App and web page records
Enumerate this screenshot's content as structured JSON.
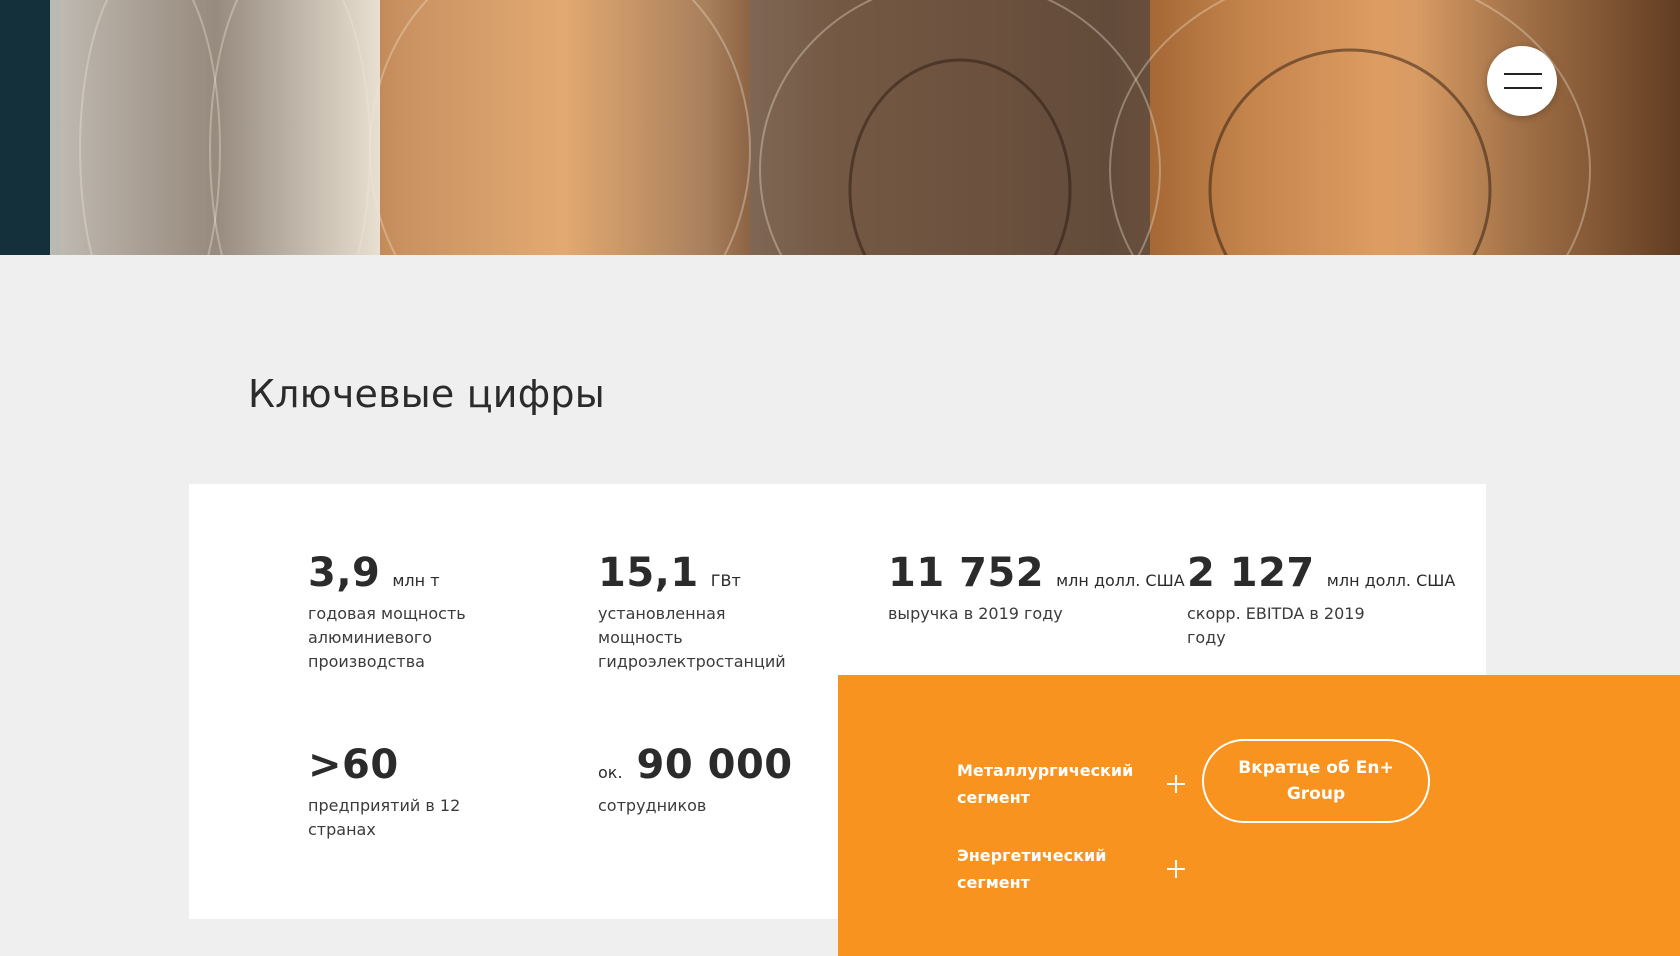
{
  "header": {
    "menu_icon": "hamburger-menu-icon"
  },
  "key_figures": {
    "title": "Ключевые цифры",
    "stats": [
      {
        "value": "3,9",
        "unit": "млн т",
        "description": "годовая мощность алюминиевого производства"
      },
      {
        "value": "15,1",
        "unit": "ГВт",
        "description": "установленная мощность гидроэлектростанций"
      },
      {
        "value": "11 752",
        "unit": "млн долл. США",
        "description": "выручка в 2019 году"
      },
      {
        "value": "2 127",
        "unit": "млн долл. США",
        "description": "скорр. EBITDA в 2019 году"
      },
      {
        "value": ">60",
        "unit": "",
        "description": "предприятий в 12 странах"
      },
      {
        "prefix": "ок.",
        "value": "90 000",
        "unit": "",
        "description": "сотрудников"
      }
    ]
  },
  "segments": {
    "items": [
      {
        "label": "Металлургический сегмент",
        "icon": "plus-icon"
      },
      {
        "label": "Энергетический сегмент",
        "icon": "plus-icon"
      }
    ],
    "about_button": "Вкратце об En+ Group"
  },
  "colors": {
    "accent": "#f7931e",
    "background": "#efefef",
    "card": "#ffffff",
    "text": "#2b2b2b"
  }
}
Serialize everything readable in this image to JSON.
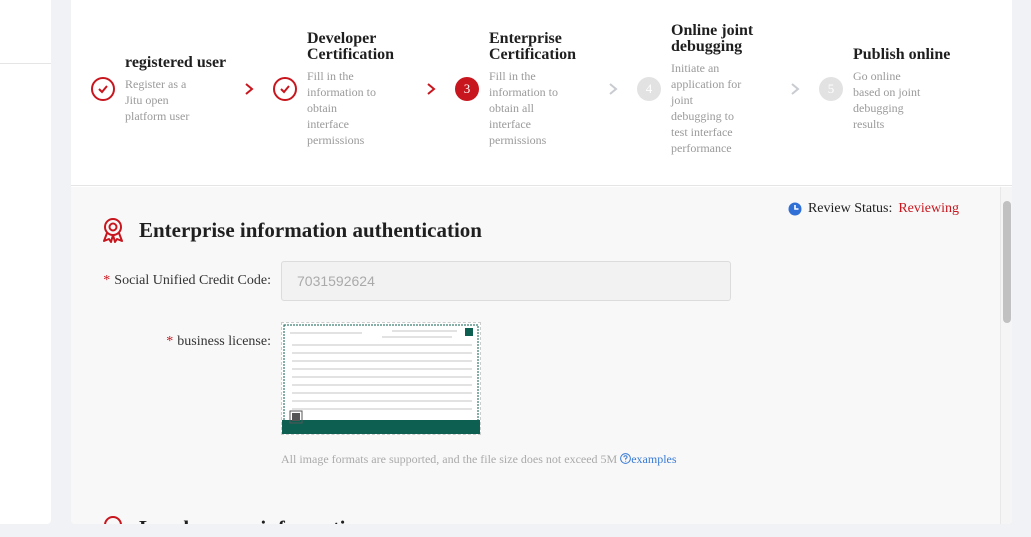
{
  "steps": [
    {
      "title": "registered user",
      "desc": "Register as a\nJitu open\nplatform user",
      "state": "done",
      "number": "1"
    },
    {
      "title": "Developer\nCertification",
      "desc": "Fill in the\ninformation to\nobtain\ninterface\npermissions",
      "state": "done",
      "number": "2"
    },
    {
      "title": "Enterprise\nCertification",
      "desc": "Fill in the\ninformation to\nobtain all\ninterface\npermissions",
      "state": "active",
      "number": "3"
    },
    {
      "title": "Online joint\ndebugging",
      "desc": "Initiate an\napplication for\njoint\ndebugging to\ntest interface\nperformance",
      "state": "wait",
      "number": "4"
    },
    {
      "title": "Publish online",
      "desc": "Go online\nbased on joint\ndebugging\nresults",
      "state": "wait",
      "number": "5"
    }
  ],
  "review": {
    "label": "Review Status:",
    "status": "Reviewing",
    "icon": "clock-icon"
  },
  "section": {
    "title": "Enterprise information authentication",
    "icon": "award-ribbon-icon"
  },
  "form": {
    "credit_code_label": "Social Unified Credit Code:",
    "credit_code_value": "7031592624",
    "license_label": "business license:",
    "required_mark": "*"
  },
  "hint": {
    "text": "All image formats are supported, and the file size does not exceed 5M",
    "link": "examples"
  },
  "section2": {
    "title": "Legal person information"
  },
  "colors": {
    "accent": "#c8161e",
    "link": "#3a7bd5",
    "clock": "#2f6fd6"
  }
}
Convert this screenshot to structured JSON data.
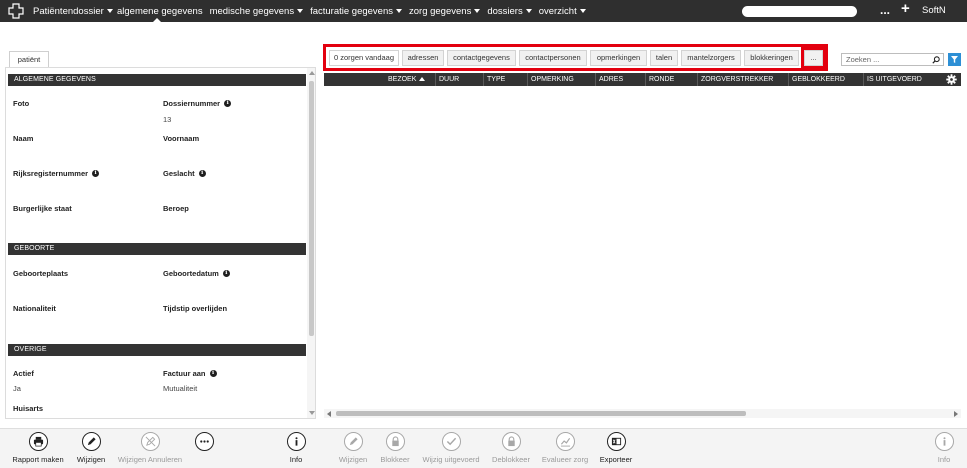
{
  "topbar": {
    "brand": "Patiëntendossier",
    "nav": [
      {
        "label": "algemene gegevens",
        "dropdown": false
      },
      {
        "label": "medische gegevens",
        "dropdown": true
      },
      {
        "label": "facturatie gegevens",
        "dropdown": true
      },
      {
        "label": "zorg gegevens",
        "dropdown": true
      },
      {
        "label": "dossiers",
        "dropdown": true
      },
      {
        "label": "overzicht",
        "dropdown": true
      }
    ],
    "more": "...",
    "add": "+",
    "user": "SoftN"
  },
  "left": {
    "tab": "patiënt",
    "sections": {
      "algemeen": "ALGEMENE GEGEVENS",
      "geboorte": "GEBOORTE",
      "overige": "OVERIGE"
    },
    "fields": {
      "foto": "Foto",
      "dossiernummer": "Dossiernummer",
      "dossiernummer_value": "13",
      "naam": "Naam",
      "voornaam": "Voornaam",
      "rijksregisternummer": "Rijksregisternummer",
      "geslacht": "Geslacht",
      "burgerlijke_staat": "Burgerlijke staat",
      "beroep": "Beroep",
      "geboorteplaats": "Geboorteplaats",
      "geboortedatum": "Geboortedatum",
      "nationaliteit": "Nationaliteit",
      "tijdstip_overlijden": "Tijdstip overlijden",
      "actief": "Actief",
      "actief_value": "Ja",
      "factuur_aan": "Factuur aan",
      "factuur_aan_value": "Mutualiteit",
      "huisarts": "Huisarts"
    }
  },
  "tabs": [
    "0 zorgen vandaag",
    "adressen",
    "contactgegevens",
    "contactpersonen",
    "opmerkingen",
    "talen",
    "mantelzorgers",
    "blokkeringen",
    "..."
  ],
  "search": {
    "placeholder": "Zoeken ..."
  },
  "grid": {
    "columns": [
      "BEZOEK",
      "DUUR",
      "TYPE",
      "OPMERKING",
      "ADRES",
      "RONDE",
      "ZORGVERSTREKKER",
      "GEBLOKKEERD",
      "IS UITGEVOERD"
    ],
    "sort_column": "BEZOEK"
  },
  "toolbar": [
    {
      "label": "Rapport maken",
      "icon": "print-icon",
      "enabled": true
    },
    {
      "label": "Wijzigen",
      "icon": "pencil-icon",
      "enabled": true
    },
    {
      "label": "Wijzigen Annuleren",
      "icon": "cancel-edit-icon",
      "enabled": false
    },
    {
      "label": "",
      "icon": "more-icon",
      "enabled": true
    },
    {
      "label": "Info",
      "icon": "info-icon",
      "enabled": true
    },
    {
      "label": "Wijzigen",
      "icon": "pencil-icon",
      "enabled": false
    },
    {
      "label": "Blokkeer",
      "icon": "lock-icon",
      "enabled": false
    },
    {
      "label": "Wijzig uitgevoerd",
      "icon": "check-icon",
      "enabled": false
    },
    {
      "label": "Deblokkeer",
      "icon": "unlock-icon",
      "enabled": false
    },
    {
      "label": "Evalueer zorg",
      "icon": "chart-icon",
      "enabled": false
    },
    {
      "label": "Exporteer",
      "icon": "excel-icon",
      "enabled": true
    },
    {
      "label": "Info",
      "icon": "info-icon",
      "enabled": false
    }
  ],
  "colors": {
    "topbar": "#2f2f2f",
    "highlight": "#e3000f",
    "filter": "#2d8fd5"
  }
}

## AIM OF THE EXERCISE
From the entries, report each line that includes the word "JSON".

## SOLUTION TO THIS EXERCISE
Enumerate this screenshot's content as structured JSON.
Serialize everything readable in this image to JSON.
Convert this screenshot to structured JSON data.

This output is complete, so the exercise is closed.